What are Qi and Meridians?
In Traditional Chinese Medicine Qi (or Chi) is an active part of any living matter. It is frequently translated as life energy, life force or energy flow. Qi is a part of all tissues in the body, including muscle, blood and nerves. Meridians are invisible pathways or channels on the body. Qi is thought to flow along these meridians, and anything that disrupts the smooth flow of Qi is said to cause illness.
What will my acupuncturist do?
During the initial exam a full health history will be taken. Questions will be asked regarding symptoms, health and lifestyle. Your acupuncturist also may check pulses and your tongue and may conduct a physical exam. This information is then organized to create a complete, accurate and comprehensive diagnosis of where Qi has become blocked or imbalanced. After the interview process, you will receive the appropriate treatment. Visits with your acupuncturist may last from 30 to 90 minutes.
Why does the acupuncturist want to feel my pulses?
There are 12 pulse positions on each wrist that your acupuncturist will palpate. Each position corresponds to a specific meridian an organ. Your acupuncturist will be looking for 27 individual qualities that reflect overall health If there are any problems, they may appear in the pulse.
Why does the acupuncturist want to look at my tongue?
The tongue is a map of the body. It reflects the general health of the organs and meridians. Your acupuncturist will look at the colour, shape, cracks and coating on your tongue.
How many treatments will I need?
The number of treatments will vary from person to person. Some people experience immediate relief; others may take 4-6 weeks to achieve palpable results. Chronic conditions usually take longer to resolve than acute ones. Plan on a minimum of a month to see significant changes.

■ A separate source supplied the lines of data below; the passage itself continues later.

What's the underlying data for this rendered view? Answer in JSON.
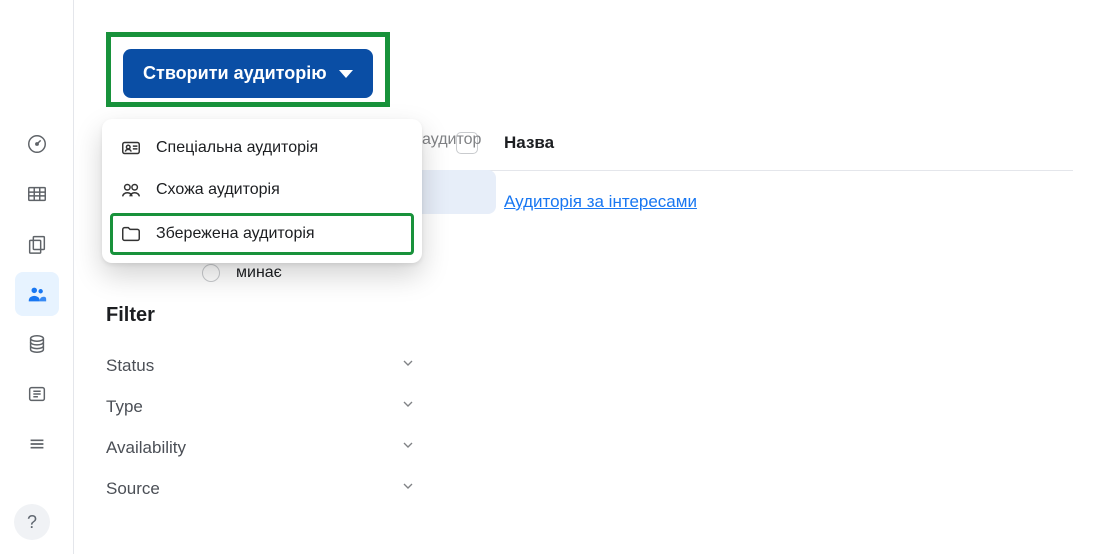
{
  "create_button": {
    "label": "Створити аудиторію"
  },
  "dropdown": {
    "items": [
      {
        "label": "Спеціальна аудиторія"
      },
      {
        "label": "Схожа аудиторія"
      },
      {
        "label": "Збережена аудиторія"
      }
    ]
  },
  "peek_input_hint": "аудитор",
  "hidden_radio_label": "минає",
  "filter": {
    "title": "Filter",
    "rows": [
      {
        "label": "Status"
      },
      {
        "label": "Type"
      },
      {
        "label": "Availability"
      },
      {
        "label": "Source"
      }
    ]
  },
  "table": {
    "header": {
      "name": "Назва"
    },
    "rows": [
      {
        "name": "Аудиторія за інтересами"
      }
    ]
  },
  "help_label": "?"
}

Treatment frequency depends on a variety of factors: the condition of your health in general, why you came in that day, any other underlying conditions, what else you are doing in your life and how you respond to treatment.
An acupuncturist may suggest one or two treatments per week, monthly visits for health maintenance or seasonal “tune ups”.
What should I expect during treatment?
Where the acupuncture needle has been inserted, you may experience a vague numbness, heaviness, tingling or a dull ache. Sometimes people experience a sensation of energy spreading and moving around the needle, sometimes people don't feel much at all. All these reactions are good and a sign that the treatment is working.
Many people become incredibly relaxed during a treamtent and it is not uncommon to fall asleep.
In some situations people experience an emotional release and may cry, laugh or become agitated for a time, followed by a sense of relaxation.
After treatment, you may feel energized or may experience a deep sense of relaxation and well-being.
How should I prepare?
Come with any questions you have – we’re here to help you.
Wear loose, comfortable clothing for easy access to acupuncture points.
Don’t eat large meals just before or after you visit but do eat something before your visit.
Refrain from overexertion, working out, drugs or alcohol for up to 6 hours after the visit.
Avoid stressful situations. Make time to relax, and be sure to get plenty of rest.
Between visits, take notes of any changes that may have occurred, such as the alleviation of pain, pain moving to other areas, or changes in the frequency and type of problems.
Do the needles hurt?
The sensation caused by an acupuncture needle varies. Some people feel a little pain as the needles are inserted, but most people feel no pain at all.
The needles are tiny, just a little larger than a cat’s whisker or a human hair. Acupuncture needles are very different than a hypodermic needle such as the ones used to draw blood. They are much finer and sharper, meaning a much easier insertion. The tip on an acupuncture needle is not hollow and does not penetrate blood vessels in the manner a hypodermic needle does.
How deep do they go?
The depth of the insertion varies depending on where the needle is being inserted, the size of the person and the type of treatment. For example, your acupuncturist will use a needling technique that is different in fleshier areas, such as your buttocks. Typically, needles are inserted at depths ranging from 1/8” to 1 ½”.
How safe is acupuncture?
Acupuncture is extremely safe. Needles are single use, sterile and disposed of after each treatment. As long as your see a Registered Practitioner and inform them of any health conditions you have there should be no risk to you.
Is acupuncture safe for children?
Yes! In some instances children actually respond more quickly than adults. If your child has an aversion to needles, your acupuncturist may massage the acupuncture points. This is called acupressure or tui na.
As long as the child is old enough to express any fears they might have and let the acupuncturist know of any discomfort there are generally no issues. Letting the child express if they want the treatment to stop or if they are not comfortable with the needles is an important aspect of treatment.
What type of schooling do acupuncturists get?
Today, acupuncturists receive 3 to 5 years of extensive and comprehensive training at a recognized post secondary school. Acupuncturist in BC pass the provincial registration exams after graduation and becomes registered with the College of Traditional Chinese Medicine and Acupuncture before they are allowed to practice.
Call the LalliCare Clinic for a consultation or to learn more about how our services can benefit you, 250 386-5100.